The disappearance of a British intelligence agent at the height of World War II sparks a desperate manhunt through the treacherous shadows of a battle-scarred Middle East
Oliver Enwin was a valuable member of the British intelligence community in the Middle East in those dark days at the onset of the Second World War. Talented enough and devious enough to make his mark, he rose to the rank of assistant defense security officer at Nazareth by 1941, entrusted with the choosing, running, and support of local assets. Then he vanished without a trace, leaving fear and turmoil in his wake and scores of unanswered questions. In a tightly closed desert world on the brink of chaos—an essential playing piece in the complex wartime strategies of Allies, Arabs, and Nazis—determining the motives and whereabouts of a British agent gone rogue and potentially traitorous might be the most impossible assignment of the entire Middle Eastern conflict . . . and quite possibly the most important.
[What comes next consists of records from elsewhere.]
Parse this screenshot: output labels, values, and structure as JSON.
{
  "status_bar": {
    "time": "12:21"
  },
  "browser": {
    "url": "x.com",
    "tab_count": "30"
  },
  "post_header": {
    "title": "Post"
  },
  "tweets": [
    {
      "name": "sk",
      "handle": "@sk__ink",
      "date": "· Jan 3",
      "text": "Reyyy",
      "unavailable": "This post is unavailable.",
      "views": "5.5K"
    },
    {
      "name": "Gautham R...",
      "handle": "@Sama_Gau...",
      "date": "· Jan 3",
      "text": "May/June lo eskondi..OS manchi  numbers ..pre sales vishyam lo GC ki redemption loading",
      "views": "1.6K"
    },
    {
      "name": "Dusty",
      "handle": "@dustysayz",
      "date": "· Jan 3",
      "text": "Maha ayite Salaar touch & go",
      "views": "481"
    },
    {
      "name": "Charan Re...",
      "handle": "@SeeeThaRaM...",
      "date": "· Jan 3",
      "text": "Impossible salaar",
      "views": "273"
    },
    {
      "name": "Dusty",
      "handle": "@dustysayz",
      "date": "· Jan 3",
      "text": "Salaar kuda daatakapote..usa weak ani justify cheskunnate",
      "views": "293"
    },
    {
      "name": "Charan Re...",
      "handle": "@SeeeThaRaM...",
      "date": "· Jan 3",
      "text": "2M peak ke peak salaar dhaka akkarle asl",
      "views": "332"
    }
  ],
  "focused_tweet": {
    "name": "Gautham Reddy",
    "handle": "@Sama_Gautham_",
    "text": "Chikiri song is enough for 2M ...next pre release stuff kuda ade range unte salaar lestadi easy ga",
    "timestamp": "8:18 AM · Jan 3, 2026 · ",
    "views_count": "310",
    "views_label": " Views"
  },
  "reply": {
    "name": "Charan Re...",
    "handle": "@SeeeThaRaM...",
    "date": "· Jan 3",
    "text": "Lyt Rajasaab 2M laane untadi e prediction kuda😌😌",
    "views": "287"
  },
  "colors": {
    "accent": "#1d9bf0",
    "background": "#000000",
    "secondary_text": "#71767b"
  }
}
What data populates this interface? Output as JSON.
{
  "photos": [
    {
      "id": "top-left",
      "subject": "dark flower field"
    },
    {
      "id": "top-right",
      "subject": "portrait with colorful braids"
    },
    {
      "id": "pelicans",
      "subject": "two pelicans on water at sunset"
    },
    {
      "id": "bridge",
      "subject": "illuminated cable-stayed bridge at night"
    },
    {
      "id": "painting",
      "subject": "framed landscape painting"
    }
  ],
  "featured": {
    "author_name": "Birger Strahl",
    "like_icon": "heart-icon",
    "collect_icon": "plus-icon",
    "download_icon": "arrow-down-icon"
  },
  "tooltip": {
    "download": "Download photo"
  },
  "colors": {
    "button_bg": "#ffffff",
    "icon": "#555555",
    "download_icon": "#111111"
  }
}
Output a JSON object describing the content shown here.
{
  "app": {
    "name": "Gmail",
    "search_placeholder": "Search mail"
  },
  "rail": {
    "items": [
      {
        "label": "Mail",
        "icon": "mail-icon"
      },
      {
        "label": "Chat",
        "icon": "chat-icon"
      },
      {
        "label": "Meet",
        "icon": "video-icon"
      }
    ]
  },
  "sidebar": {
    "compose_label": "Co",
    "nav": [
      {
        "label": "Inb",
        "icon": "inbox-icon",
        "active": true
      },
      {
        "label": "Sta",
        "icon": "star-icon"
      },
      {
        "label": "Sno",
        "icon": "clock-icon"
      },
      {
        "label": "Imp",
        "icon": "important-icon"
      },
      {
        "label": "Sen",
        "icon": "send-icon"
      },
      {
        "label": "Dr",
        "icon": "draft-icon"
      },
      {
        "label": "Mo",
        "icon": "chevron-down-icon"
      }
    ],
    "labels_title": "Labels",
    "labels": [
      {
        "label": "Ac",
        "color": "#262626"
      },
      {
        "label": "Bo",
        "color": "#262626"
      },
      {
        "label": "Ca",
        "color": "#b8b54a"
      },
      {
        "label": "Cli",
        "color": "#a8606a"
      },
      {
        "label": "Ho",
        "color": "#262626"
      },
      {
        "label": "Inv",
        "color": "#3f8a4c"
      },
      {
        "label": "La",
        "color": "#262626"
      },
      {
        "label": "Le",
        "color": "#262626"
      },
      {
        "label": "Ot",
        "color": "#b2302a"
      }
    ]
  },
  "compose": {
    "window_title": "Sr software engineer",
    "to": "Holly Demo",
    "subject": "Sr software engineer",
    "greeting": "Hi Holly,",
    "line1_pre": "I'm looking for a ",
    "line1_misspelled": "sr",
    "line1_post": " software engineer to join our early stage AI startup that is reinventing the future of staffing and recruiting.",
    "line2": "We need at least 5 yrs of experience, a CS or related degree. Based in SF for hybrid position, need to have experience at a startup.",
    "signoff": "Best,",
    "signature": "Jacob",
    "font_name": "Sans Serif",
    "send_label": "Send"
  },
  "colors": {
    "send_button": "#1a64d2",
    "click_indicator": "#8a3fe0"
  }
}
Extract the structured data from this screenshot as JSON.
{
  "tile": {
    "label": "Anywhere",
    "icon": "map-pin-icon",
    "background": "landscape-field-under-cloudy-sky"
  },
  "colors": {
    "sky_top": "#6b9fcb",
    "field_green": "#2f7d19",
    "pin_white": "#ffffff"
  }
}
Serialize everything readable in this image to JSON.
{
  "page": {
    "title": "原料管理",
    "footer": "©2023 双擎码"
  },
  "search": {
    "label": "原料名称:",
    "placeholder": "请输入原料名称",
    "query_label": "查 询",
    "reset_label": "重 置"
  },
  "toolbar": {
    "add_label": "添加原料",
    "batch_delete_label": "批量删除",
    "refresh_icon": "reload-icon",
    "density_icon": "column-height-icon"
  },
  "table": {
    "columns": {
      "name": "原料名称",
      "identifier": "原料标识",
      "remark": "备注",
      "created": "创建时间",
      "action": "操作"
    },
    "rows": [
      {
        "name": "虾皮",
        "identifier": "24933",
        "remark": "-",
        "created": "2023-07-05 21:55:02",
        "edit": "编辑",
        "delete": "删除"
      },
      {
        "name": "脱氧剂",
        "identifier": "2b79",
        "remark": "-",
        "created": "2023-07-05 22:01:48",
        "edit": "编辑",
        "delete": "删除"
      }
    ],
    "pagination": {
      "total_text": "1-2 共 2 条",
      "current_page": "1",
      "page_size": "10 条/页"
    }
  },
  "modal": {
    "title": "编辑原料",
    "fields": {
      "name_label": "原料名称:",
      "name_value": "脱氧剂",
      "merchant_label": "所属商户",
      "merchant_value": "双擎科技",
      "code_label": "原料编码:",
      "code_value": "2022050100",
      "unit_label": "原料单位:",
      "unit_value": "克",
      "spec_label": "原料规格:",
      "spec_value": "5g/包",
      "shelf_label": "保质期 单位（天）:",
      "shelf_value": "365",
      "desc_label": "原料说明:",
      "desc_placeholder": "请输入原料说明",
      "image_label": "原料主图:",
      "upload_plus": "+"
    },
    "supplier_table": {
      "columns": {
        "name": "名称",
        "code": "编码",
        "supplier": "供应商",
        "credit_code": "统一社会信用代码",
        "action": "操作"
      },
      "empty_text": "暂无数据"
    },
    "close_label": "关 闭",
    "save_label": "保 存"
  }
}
In the vein of works by John le Carré and Len Deighton, Doom’s Caravan is a masterful, ever-twisting tale of wartime espionage unfolding on a vivid and blood-stained canvas. Gripping, electrifying, evocative, and surprising at every turn, this is the work of a true twentieth-century master.